from The American Heritage® Dictionary of the English Language, 4th Edition
- n. The state of being conversant; familiarity.
from Wiktionary, Creative Commons Attribution/Share-Alike License
- n. The condition of being conversant
from the GNU version of the Collaborative International Dictionary of English
- n. The state or quality of being conversant; habit of familiarity; familiar acquaintance; intimacy.
from The Century Dictionary and Cyclopedia
- n. The state of being conversant; familiarity; familiar intercourse or acquaintance.
from WordNet 3.0 Copyright 2006 by Princeton University. All rights reserved.
- n. personal knowledge or information about someone or something
Sorry, no etymologies found.
These are tough, Irish and Italian working-class towns, and anybody who claimed any kind of conversance with Emerson was an alien immediately.
The requirements include a minimum of 20 years of hands-on experience in the washing and finishing of hand-knotted carpets, 30 years 'experience in carpet management production, carpet experience in post-conflict regions, a minimum of 50 business relationships with high-end retailers in Europe and North America -- and conversance in French, German and Turkish.
Given the fact that the newspaper routinely printed stories about its fellow citizens that had only a passing conversance with the truth, no one was entirely certain that the brash young stranger had not come around looking for satisfaction.
Since Ms. Farhi's conversance with Iran is partly a result of living and working there for a time, we asked her if she thought Iranians were in denial.
A little less American Eagle and a little more geopolitical conversance would be a good start for the protestors.
Our conversance and disagreement now needs just few âtype-insâ ™ and âclicksâ ™ to be put across.
Miss Karpe, whose conversance with the details of travelling I envy, mounted her horse on her own side-saddle, dressed in a short grey waterproof, and a broad-brimmed Leghorn hat tied so tightly over her ears with a green veil as to give it the look of a double spout.
"About my engagement to the serf Sheen, here," Stile said, unpleased about Merle's conversance with his private life.
In the second place, Mr. Mill discerns the limitations of the science more clearly, and acknowledges them more frankly, than, to the extent of our somewhat narrow conversance with such writers, has ever been done before by any one who regarded it with equal affection and reposed in its theories a like faith.

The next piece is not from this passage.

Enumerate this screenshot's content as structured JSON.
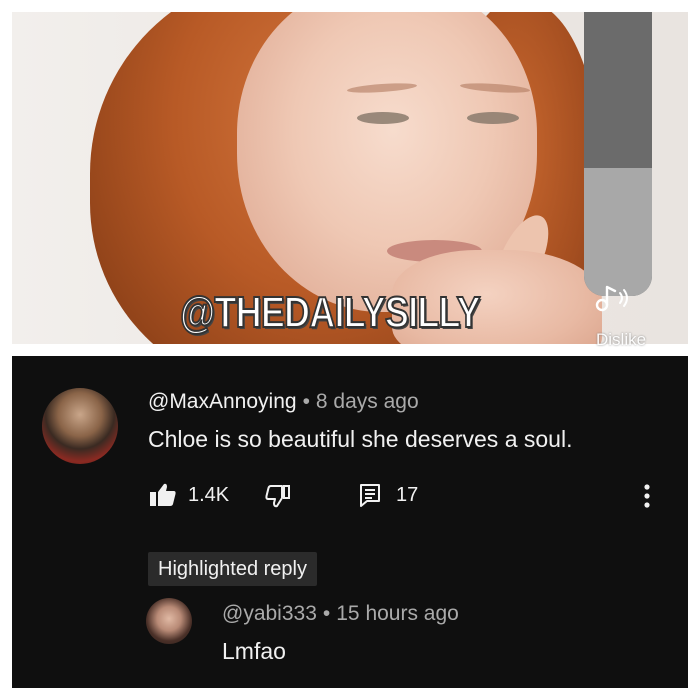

Readers desiring to push their conversance with the literary history of